#### [EXERCISE DETAILS]
Would you write out the entries again, exactly as they are, but without images?
▶
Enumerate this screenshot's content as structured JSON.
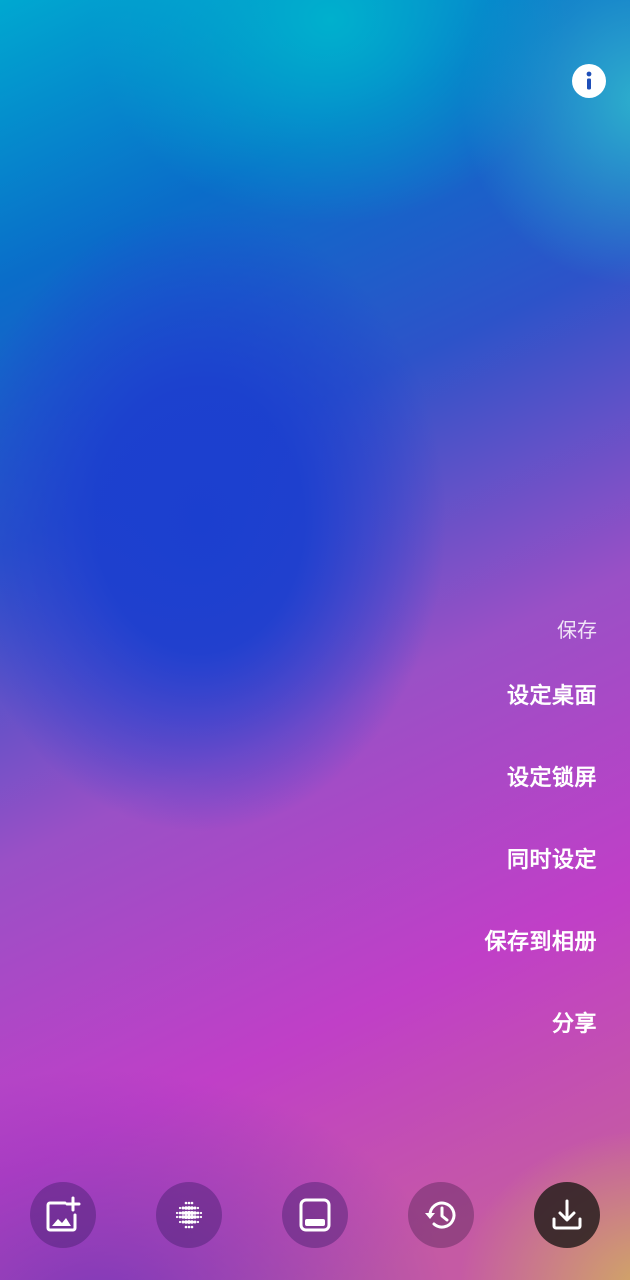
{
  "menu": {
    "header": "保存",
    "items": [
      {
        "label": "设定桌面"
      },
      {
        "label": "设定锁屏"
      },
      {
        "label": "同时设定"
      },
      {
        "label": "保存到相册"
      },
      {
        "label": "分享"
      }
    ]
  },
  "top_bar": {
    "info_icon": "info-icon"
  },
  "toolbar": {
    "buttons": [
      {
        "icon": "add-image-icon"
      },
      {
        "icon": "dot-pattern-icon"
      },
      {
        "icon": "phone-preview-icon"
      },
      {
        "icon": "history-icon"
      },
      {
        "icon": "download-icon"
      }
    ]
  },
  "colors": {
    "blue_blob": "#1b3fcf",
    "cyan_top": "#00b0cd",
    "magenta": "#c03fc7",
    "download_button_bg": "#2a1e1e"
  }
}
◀
#### [WRITTEN SOLUTION]
Enumerate this screenshot's content as structured JSON.
{
  "menu": {
    "header": "保存",
    "items": [
      {
        "label": "设定桌面"
      },
      {
        "label": "设定锁屏"
      },
      {
        "label": "同时设定"
      },
      {
        "label": "保存到相册"
      },
      {
        "label": "分享"
      }
    ]
  },
  "top_bar": {
    "info_icon": "info-icon"
  },
  "toolbar": {
    "buttons": [
      {
        "icon": "add-image-icon"
      },
      {
        "icon": "dot-pattern-icon"
      },
      {
        "icon": "phone-preview-icon"
      },
      {
        "icon": "history-icon"
      },
      {
        "icon": "download-icon"
      }
    ]
  },
  "colors": {
    "blue_blob": "#1b3fcf",
    "cyan_top": "#00b0cd",
    "magenta": "#c03fc7",
    "download_button_bg": "#2a1e1e"
  }
}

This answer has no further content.